“A Second Knock at the Door” follows the story of three families who were originally given a cause of death for their loved ones only to be told at a later date that friendly fire was the reason. The families of Jesse Buryj, Lee Todacheene, and David Sharrett give us an insight to the lies that the military had told them showing us documents, videos, and witness accounts of the events that took place. The film is a riveting observation to how the military covers up these deaths and how sometimes the truth will never really be known.

When I began to watch this documentary I really had no idea what I was in for. Honestly, I was not familiar with the term “friendly fire” nor did I realize what “A Second Knock at the Door” really meant. It was not until the film began to tell me of the story of Jesse Buryj that I actually realized what they were talking about. When I did my heart sank. I realized that this same thing had happened to my own family. In 1969, my uncle was killed in Vietnam and our family was told that he was killed in an accidental shooting by another American soldier. No more details were ever given and I don’t think the true details of the event were ever brought forth. The film from that point on became very personal for me and I applaud the families for speaking out and seeking the truth.

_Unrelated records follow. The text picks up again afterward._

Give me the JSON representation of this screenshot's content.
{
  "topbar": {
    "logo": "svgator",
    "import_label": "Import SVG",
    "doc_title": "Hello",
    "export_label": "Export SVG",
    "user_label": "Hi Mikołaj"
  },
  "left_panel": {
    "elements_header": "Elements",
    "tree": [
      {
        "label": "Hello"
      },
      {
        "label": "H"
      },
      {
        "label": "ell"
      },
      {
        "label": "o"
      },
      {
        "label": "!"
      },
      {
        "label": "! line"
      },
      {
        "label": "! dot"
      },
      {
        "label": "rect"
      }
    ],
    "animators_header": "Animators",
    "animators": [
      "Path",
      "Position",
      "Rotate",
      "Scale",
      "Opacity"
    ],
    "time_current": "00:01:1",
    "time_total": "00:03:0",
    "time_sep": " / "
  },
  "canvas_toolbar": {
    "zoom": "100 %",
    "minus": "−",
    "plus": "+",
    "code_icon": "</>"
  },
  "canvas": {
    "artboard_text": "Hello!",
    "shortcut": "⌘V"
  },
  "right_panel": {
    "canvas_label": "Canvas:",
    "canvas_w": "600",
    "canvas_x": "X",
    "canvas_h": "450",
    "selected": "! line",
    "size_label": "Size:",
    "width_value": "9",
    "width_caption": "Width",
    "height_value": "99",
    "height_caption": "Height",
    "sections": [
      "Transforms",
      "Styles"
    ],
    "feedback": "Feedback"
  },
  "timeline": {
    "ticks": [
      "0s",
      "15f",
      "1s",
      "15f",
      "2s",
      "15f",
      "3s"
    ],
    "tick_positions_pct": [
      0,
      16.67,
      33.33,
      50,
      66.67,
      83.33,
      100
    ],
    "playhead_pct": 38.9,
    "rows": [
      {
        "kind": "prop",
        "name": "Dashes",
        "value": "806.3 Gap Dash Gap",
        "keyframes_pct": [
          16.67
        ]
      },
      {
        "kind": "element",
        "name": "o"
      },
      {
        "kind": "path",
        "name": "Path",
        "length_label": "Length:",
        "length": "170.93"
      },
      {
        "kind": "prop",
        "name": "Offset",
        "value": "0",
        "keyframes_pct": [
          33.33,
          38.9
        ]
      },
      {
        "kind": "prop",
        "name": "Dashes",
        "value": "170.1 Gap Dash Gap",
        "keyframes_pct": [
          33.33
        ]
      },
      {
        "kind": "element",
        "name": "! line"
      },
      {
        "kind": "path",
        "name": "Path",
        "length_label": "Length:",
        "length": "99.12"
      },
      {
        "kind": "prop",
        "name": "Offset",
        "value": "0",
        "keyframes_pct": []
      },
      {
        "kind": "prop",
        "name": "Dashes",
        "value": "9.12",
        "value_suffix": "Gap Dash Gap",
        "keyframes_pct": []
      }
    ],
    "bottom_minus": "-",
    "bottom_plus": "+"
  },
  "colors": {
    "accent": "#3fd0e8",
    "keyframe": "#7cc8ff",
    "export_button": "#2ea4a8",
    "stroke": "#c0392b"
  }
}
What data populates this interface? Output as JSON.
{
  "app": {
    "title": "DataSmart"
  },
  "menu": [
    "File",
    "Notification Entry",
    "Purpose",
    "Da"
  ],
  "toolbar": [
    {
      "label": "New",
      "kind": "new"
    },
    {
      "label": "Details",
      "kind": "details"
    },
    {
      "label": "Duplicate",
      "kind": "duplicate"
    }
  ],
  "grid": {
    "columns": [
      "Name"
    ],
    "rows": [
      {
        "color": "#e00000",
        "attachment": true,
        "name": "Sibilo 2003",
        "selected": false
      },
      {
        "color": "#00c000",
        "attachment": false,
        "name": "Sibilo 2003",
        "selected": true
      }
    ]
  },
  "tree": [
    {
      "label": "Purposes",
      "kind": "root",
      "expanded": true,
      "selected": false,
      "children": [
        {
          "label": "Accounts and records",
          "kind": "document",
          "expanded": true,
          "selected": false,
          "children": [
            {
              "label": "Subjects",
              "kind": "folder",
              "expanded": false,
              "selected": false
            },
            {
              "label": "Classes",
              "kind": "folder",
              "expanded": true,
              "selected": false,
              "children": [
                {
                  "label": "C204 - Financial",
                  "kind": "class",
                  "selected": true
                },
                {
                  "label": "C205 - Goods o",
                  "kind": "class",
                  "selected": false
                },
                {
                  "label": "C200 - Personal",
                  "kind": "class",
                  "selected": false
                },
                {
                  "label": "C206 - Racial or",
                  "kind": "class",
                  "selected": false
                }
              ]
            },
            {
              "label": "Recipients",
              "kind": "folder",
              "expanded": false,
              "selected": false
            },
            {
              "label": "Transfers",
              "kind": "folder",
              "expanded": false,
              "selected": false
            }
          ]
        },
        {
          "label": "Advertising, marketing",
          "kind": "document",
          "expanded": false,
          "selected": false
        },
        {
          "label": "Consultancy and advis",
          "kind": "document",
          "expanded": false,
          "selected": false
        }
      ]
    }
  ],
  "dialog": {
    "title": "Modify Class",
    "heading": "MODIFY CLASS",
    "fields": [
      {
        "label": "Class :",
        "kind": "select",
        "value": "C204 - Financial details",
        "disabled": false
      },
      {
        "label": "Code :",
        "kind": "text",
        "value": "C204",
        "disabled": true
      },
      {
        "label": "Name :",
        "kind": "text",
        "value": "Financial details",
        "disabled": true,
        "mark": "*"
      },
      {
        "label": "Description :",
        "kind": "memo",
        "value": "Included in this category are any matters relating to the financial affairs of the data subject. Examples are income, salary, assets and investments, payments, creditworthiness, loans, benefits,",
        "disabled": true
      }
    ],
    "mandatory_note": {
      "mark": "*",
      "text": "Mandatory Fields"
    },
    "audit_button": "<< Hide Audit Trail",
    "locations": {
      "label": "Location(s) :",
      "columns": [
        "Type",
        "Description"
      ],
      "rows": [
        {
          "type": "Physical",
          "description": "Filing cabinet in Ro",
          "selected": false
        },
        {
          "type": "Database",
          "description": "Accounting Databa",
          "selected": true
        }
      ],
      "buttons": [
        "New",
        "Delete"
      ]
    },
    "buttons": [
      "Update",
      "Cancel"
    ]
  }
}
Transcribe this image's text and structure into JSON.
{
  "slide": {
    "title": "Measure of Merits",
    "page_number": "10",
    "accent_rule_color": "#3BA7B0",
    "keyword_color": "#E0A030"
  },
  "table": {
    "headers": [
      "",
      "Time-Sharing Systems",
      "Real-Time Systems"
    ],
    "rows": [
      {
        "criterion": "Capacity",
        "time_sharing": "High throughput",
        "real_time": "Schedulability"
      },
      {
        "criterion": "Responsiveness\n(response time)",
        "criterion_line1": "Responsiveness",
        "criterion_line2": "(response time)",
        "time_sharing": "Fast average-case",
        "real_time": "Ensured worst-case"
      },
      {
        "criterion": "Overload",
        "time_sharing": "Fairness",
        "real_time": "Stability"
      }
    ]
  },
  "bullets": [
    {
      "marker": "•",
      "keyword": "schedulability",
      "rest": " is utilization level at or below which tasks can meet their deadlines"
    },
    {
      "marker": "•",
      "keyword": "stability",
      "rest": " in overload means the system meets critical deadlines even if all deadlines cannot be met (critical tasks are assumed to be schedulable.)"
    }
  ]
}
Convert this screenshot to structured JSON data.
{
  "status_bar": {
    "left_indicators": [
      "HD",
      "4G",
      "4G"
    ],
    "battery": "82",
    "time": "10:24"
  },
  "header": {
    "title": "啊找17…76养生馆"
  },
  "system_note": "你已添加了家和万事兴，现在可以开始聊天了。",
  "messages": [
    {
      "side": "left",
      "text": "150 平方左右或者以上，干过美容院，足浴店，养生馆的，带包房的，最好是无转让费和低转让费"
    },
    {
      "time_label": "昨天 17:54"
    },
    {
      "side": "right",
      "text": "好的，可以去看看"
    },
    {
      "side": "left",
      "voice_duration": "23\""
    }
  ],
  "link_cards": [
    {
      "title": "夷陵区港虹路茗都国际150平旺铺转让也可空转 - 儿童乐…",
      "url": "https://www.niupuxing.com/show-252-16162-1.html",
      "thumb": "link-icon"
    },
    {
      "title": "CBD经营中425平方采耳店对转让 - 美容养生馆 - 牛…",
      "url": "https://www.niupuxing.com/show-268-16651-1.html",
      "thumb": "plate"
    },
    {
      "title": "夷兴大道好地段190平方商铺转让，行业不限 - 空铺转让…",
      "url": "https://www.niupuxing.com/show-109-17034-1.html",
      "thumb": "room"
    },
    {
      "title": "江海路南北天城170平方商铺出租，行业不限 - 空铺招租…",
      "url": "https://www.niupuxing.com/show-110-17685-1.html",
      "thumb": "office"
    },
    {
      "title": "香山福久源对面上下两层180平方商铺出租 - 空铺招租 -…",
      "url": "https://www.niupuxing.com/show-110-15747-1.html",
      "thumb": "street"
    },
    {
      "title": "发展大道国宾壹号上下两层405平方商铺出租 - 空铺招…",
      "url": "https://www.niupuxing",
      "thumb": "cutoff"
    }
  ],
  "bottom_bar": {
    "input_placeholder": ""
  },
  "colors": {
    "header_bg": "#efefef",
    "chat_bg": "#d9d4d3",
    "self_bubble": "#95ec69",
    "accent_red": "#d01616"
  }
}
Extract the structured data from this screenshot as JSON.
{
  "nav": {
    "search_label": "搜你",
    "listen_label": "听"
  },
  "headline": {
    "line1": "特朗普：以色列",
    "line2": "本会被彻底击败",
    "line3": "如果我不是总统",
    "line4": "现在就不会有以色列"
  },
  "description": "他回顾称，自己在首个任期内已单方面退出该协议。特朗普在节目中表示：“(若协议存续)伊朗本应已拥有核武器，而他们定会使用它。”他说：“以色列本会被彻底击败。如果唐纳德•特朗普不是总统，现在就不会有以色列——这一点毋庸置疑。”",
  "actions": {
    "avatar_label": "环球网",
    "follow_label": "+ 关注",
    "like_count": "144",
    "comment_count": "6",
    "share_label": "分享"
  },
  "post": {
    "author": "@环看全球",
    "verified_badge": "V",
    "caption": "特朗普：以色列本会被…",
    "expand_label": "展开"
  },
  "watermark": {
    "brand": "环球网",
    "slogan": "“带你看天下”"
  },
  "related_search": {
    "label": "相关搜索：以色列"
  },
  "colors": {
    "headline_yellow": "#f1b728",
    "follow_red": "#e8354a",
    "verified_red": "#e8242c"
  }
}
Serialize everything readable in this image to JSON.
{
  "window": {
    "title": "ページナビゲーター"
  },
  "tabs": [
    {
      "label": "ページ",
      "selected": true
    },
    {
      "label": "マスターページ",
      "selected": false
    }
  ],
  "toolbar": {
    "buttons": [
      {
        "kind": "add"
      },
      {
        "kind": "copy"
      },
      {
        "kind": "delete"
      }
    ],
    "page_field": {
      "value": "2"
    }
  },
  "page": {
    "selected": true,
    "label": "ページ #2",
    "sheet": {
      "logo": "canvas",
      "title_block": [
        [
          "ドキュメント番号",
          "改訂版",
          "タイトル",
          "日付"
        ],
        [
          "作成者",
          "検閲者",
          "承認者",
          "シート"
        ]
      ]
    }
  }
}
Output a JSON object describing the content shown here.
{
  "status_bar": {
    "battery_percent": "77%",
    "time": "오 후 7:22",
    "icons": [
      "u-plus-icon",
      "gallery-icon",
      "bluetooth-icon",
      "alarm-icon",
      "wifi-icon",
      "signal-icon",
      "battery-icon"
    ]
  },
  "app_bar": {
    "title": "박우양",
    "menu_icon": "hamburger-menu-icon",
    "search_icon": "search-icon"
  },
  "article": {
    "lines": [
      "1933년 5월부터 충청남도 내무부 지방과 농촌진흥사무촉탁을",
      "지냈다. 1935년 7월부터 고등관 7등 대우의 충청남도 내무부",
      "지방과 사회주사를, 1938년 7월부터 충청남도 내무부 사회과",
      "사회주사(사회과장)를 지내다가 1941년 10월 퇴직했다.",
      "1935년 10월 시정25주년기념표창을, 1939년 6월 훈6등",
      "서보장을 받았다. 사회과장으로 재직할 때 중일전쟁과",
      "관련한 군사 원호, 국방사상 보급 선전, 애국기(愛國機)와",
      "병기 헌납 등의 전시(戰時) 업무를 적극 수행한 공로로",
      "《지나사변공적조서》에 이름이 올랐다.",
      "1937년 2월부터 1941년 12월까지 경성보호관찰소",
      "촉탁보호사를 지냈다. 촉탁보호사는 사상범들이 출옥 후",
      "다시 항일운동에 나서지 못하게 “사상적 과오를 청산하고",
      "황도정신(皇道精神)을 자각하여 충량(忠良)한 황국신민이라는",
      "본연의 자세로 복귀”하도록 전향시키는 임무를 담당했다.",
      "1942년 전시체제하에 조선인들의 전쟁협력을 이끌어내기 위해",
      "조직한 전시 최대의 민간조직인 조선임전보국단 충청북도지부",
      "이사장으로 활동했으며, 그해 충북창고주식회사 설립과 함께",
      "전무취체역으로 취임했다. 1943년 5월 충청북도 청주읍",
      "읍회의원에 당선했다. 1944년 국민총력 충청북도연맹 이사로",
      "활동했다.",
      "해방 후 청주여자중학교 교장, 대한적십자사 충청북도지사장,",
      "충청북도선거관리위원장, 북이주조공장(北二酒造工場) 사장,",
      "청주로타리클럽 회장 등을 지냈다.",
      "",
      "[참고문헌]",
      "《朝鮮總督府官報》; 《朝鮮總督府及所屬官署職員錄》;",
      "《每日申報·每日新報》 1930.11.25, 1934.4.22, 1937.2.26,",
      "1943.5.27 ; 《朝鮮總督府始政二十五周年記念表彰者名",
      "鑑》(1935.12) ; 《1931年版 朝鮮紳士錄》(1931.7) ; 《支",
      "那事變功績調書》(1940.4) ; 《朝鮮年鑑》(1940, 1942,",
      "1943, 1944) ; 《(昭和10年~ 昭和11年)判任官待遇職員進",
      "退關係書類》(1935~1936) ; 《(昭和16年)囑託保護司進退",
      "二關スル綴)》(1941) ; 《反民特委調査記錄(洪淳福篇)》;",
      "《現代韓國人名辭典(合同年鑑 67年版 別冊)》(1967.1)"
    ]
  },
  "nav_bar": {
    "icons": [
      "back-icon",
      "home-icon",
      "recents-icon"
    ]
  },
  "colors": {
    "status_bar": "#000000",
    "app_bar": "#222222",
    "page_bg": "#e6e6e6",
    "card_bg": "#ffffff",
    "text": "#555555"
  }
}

“A Second Knock at the Door” is a wonderful documentary that should be seen by everyone and not just those who have lost a loved one in war. The film shows us that military mistakes will always happen but hopefully those responsible can admit to their actions and gain forgiveness for the lives that were lost.